BASF's catalyst unit supplies outside firms as well as the company's own plants--often, a BASF plant is the test market--and it works with some of the largest chemical engineering firms. Including technicians and shift workers on the pilot plants, BASF already employs 500 to 600 people in catalysis R&D in Ludwigshafen, Germany, and the number is growing. It recruits researchers mainly at the PhD level, across a range of disciplines: solid state chemistry, organometallic chemistry, surface science, and--importantly--chemical engineering. They work in interdisciplinary teams, but each scientist needs to learn something of the other specialisations to understand catalysis. "We need team-oriented people with communication skills, and people with the potential for entrepreneurial thinking", says BASF's Gallei (see profile of Henrik Junicke).

Johnson Matthey "is always looking for excellence, and sees recruitment as a global exercise", says Prest. "We have many different nationalities working in our R&D". Like BASF, the company recruits R&D scientists predominantly at the PhD level, whereas engineers tend to join as graduates and then work to become chartered. They also hire materials scientists and even mathematicians for the modelling work. (See box for links to the recruitment sites of companies across the sector.) What enthuses people, he says, is seeing the fruits of their labours--such as a new car catalyst--on the market on a timescale of a couple of years. Another popular aspect is 'greenness'--catalysts mean lower energy, cleaner processes, and environmentally friendly technologies such as fuel cells (see profile of Sarah Ball).

Challenging Science

Catalysis also brings big scientific challenges. Traditionally, industrial processes use heterogeneous catalysts, where reactants pass through a bed or gauze of solid catalyst. But most lab reactions use homogeneous catalysts (in the same liquid phase as reactants and products). This means that valuable catalyst either remains in the product or has to be expensively separated. For pharmaceuticals especially, it is not good to have catalyst contaminating the product. Prest and Gallei agree that converting homogeneous processes into heterogeneous ones is a major target of R&D efforts, for example by immobilising the homogeneous catalyst on a solid support. And because life has a preferred handedness, reactions that make both right- and left-handed compounds waste half the product. So companies serving the life science industry, such as Rhodia ChiRex, ChiroTech (now DowPharma), and Johnson Matthey are rushing to develop the kind of stereoselective catalysts that won Sharpless, Noyori, and Knowles the 2001 Nobel Prize for Chemistry.
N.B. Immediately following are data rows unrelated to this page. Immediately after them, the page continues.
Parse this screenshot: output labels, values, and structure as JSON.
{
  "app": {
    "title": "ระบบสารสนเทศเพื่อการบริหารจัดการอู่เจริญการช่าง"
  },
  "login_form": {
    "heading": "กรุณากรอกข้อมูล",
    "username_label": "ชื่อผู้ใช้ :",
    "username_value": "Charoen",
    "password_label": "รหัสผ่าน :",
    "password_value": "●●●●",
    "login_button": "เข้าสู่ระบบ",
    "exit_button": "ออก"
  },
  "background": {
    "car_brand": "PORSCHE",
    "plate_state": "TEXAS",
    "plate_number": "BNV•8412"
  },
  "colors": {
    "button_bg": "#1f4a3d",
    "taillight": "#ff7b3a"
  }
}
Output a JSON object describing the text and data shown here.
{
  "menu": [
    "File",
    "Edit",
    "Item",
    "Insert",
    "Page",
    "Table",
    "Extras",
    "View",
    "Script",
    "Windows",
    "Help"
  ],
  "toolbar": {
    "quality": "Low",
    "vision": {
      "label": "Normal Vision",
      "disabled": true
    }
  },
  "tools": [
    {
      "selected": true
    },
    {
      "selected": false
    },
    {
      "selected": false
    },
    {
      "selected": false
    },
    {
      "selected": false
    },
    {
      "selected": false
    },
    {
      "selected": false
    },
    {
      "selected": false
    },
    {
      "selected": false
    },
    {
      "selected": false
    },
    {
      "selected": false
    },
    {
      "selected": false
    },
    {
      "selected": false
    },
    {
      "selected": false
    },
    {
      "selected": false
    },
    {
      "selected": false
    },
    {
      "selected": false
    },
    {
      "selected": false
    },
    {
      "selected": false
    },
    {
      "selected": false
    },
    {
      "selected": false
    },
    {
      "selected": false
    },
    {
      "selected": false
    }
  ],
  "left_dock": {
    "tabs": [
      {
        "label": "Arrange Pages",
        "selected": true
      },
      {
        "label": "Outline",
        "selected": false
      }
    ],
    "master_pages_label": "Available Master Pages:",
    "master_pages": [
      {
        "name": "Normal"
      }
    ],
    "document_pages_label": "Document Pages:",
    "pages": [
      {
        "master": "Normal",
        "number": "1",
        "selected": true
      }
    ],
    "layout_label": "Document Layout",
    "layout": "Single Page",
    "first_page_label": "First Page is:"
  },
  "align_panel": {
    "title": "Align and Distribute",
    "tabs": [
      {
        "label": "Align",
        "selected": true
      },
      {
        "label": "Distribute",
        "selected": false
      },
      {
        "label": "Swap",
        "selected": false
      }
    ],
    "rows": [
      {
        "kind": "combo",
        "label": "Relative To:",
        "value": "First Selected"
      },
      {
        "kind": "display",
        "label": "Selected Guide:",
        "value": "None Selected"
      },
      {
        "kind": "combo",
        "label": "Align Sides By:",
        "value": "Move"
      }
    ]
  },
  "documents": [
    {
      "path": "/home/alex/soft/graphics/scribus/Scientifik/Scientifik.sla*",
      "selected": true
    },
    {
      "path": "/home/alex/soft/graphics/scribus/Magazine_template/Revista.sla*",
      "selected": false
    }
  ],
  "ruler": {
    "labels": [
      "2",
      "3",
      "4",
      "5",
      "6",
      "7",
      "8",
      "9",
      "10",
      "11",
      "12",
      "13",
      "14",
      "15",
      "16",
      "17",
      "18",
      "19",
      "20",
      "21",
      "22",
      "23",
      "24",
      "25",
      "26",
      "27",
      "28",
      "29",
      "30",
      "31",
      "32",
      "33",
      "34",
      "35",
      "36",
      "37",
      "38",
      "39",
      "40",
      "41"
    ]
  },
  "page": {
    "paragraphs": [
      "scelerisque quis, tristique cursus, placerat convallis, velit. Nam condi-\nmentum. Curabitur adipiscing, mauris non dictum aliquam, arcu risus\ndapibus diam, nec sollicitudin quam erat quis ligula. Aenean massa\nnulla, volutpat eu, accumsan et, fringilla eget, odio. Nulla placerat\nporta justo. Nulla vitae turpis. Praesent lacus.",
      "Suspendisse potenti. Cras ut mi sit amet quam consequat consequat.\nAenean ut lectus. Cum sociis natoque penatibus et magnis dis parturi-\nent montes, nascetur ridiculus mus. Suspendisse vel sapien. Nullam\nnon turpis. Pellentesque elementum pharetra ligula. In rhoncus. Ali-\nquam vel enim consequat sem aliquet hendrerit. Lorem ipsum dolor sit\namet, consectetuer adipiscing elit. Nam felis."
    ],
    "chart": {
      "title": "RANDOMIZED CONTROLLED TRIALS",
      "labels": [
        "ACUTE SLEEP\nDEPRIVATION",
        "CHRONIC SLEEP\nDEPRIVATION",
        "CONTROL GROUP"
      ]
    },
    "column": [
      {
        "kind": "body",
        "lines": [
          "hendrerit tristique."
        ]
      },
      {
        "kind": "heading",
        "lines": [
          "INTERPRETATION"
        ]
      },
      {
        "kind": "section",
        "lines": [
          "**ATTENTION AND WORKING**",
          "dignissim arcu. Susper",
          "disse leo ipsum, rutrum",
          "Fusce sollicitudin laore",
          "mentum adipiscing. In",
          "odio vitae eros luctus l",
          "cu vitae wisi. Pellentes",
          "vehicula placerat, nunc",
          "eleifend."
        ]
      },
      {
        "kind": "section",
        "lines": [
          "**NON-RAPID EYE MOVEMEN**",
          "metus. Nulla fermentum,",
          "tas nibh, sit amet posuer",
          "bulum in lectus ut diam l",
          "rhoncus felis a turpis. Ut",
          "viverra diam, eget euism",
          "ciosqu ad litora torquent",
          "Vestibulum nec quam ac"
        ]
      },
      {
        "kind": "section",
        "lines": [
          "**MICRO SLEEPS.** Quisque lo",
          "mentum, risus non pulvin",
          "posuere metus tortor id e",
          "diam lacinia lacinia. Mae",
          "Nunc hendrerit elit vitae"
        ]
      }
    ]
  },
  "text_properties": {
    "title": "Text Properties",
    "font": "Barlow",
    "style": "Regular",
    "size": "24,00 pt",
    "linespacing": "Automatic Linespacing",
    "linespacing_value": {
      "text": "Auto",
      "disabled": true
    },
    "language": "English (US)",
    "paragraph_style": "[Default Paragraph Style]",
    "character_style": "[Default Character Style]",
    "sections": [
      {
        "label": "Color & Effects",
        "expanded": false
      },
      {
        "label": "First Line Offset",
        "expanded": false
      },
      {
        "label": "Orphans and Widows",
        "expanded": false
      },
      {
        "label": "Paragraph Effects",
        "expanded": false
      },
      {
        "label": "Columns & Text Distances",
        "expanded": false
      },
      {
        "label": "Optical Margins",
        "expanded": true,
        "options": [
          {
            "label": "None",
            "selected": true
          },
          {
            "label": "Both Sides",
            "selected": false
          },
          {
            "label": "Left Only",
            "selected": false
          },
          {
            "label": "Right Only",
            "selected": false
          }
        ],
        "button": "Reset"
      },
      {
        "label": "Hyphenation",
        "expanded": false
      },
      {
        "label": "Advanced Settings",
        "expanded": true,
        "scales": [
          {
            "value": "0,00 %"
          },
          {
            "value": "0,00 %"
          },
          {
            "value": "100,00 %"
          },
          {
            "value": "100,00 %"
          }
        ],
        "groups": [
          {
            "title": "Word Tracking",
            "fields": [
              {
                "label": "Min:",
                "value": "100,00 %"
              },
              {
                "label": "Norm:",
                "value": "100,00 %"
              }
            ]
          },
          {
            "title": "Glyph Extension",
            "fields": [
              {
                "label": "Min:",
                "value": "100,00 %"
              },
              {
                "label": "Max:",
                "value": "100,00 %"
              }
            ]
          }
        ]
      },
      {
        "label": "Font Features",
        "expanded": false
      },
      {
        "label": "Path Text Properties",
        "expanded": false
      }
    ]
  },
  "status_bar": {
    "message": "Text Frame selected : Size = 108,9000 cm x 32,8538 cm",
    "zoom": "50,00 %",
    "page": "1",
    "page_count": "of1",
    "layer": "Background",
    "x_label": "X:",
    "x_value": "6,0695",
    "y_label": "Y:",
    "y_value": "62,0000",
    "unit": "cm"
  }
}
Other advances are changing research itself. Despite all the modelling, researchers still have to crank through many samples to find the best combination of properties. The catalysis sector has therefore followed drugmakers into combinatorial chemistry and high-throughput screening techniques. Symyx Technologies has developed these technologies to speed up catalyst development and has agreements with Dow, the German polymer-maker Celanese, and the Swiss speciality chemical firm Lonza, among others.

Dr Barry Murrer, director of Johnson Matthey's Technology Centre at Sonning Common, UK, says the biggest change [in catalyst R&D] has been in instrumentation. "We can now start to understand the properties down to the nanoscale. Once you understand what's happening, you can start to control the chemistry. It may be possible to design a heterogeneous catalyst rather than rely on empirical development--less of the black art!" For example, there has been a move away from classical surface science on clean surfaces. "Working catalysts are not simple surfaces, but it's now possible to use molecular beam technology to place well-characterised clusters of metal atoms onto a surface", says Prest. "The challenge for nanotechnology is to convert that to something that can be produced on a commercial scale. We are coming into an era of designer catalysts," he says, "catalysts are very contemporary science."